Hoi Samuel Dut -The word “Leave issues of generals to the generals” first emerge in Napoleonic era of wars and conquest. Today as a nation, we can learn from that statement amidst our struggles as a country.
South Sudan economic crisis management committee is dominated more by generals than by economists and academic scholars. I have been monitoring their investigation and press statement since their inception and it continues to baffle me and beat my understanding.
The move to change our currency seems to me like a military tactic straight out of the art of the war by San zu but it’s not the currency that has the problem, it’s the government.
First and foremost and my fellow economists will attest to it, is that change of currency is not an economic remedy. Others will say it’s currency substitution which is not because what we did in 2011 when we changed from Sudan pounds to our own is exactly currency substitution and to understand the definition of currency Substitution is to define it and here it goes “Currency substitution is when a country uses a foreign currency in lieu of, or in addition to, their domestic currency, primarily due to the greater stability of that foreign currency.
Currency substitution is also known as dollarization when the U.S. dollar (USD) is the currency that is being used as a substitute” which means, we already have currency substitution because in the market we are using two currencies in USD and SSP.
Change of currency is not one of the measures to curb hyperinflation either in any given economy whether it’s develop or underdeveloped, large or small economies. Most of the theories put forward by famous economists such the classical economists, Keynesian theory, Marshall and so on are inapplicable to underdeveloped economies such as our own and does not include “Change of Currency”.
If change of currency was an economic remedy, Zimbabwe would have done it, Greece would have done it, Venezuela would have done it, Ukraine would have done it, Iran would have done it, Syria would have done it, Sierra Leone would have done, Cuba would have done it and certainly the whole world would have done during the Great Depression of 1939-45.
To come up with this unprecedented, unpopular and radical policy such has “Change of currency is not only a low blow to the government and indirect admission of “We can’t do this” which is what we are thinking but it further reveals that those who are tasked with steering economic recovery never understood what they are dealing with in the first place. They only want to impress the boss but in actual sense, they are soaking him in a pool of problems.
The primary problem that we are going to face should they go forward with it will be the volatility of SSP which will further adds to increase of prices in the market from luxurious goods to basics needs, which will results into scarcity and leads to more violent and conflict along the roads and in markets.
The second problem will the conversion rate between the new currency and the old. Since SSP is weak, it is likely that you might have so much in SSP but less in the new currency which will also results to prices increments in the market.
The third thing will be uncertainty in the market because inflation will still be there.
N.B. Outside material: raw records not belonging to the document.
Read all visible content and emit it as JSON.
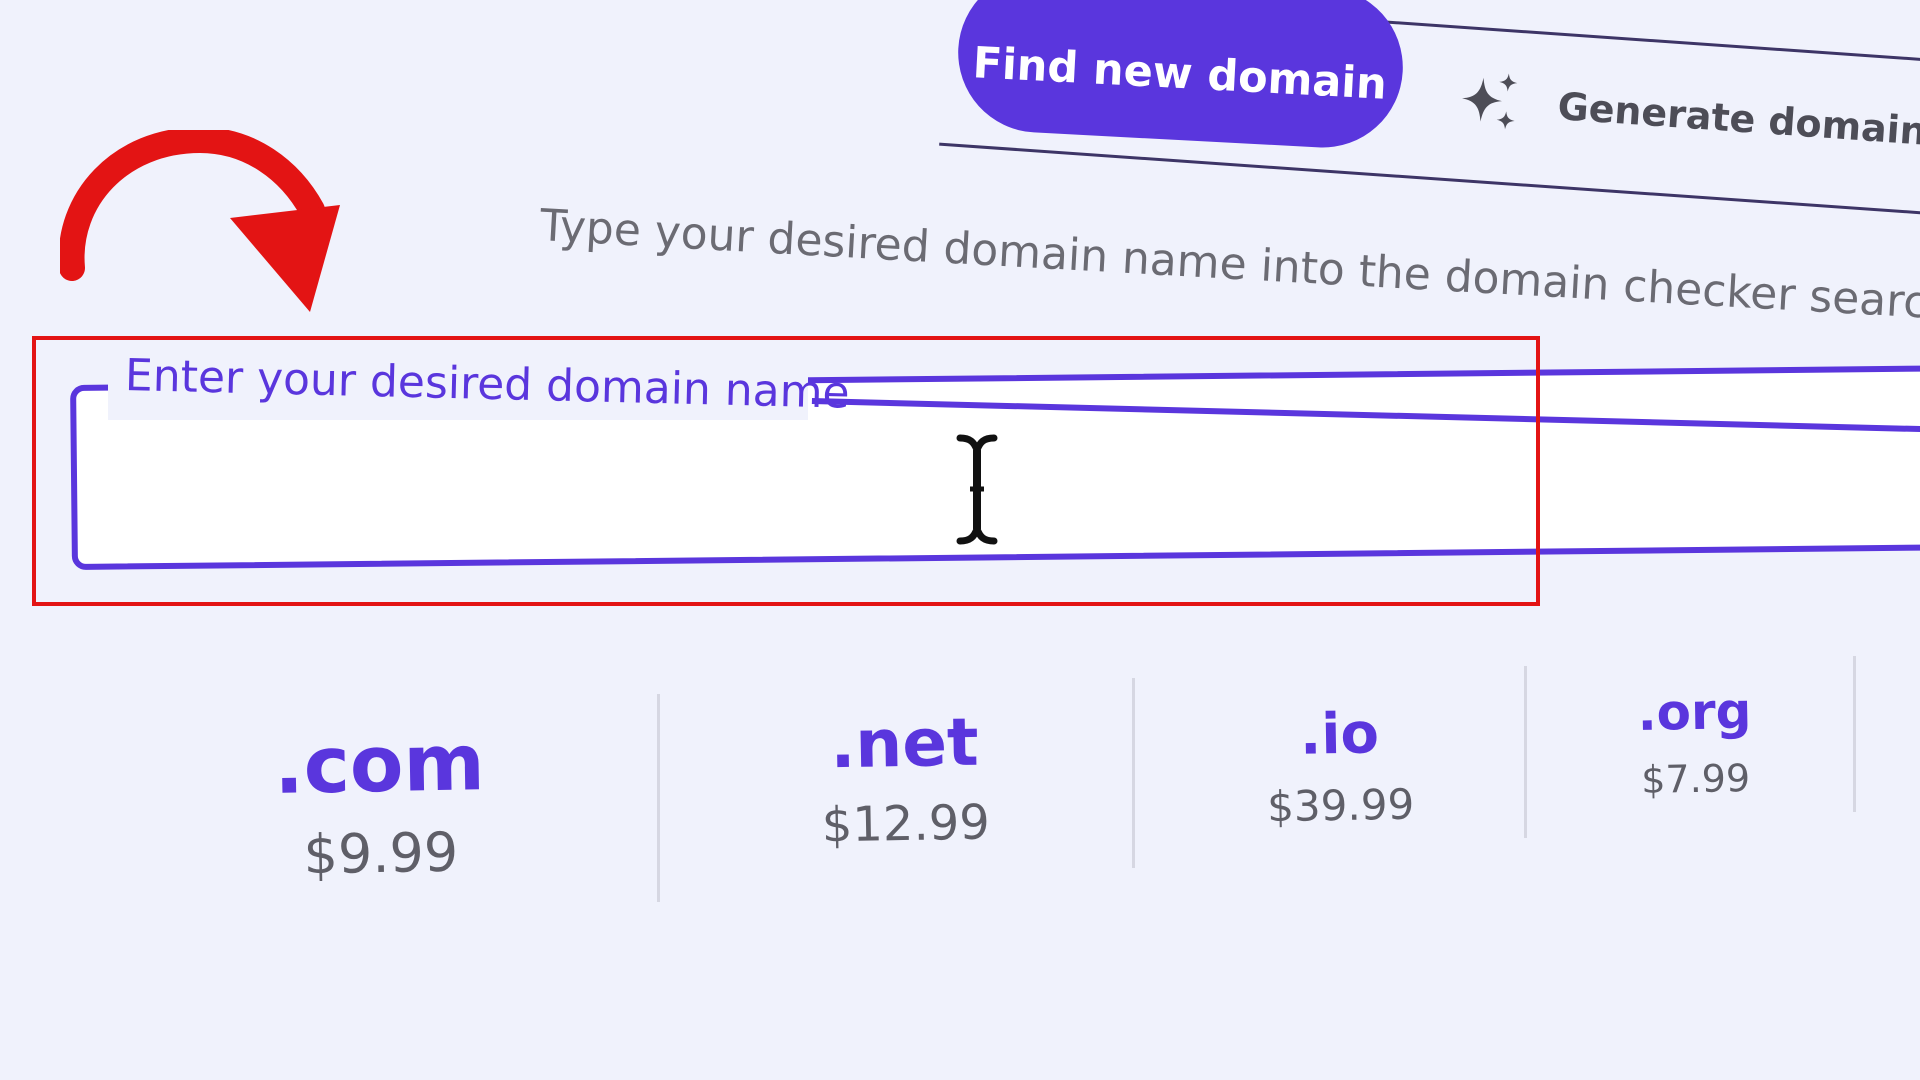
{
  "tabs": {
    "find_label": "Find new domain",
    "ai_label": "Generate domain using AI",
    "ai_icon": "sparkle-icon"
  },
  "description": "Type your desired domain name into the domain checker search bar and find out",
  "search": {
    "label": "Enter your desired domain name",
    "value": ""
  },
  "annotation": {
    "arrow_color": "#e31414",
    "box_color": "#e31414"
  },
  "tlds": [
    {
      "name": ".com",
      "price": "$9.99"
    },
    {
      "name": ".net",
      "price": "$12.99"
    },
    {
      "name": ".io",
      "price": "$39.99"
    },
    {
      "name": ".org",
      "price": "$7.99"
    }
  ],
  "colors": {
    "brand": "#5a36dd",
    "background": "#f0f2fc",
    "annotation": "#e31414"
  }
}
There is no magic tricks in dealing with the economic depression.
The first thing the government can do is to allocate some money to Forex bureaus and commercial banks but with a catch. The government should set the lower bound which is the buying price from BOSS as fixed let say 10,000 SSP and the forex will have to compete base on how much they are going to sell.
Those with the lowest selling rate wins the allocation and in the next week, you do the same, without removing floating rate system which is the instigator of all these, BOSS should set the upper bound on the ceiling in a way that in black market $100 is equivalent to 15000 SSP which means it will float between 10-15000 because there is a ceiling and rapidly the exchange rate will fall and SSP will gain which will leads to price dropped in the market.
When that is achieved, the government should not get their foot off the pedal but to adopt protectionist policies to protect our farmers, and infant industries, this will bolster investors confidence to invest more in the country and that will lead to competition which is good for the economy because all factors of production will be active which will automatically leads to production of quality goods.
The government above all else should implement R-TGoNU which will bring political stability which will gives room for development of banking sector, roads, agriculture, tourism which will increase mobility.
But since the above policies are unlikely to be adopted and made happen especially in the short run, Should the government get their way, should they not be stopped by IMF and World Bank then they should adopt USD has the medium of exchange and legal tender as it but as the main currency in South Sudan and we follow in the foot steps of countries such as Commonwealth of Puerto Rico, Ecuador, Republic of El Salvador, Republic of Zimbabwe, Guam, US and British Virgin Islands.
Democratic Republic of Timor-Leste and American Samoa.
However, we have left issues of the generals to the generals, they should leave issues of the Economy to the Economists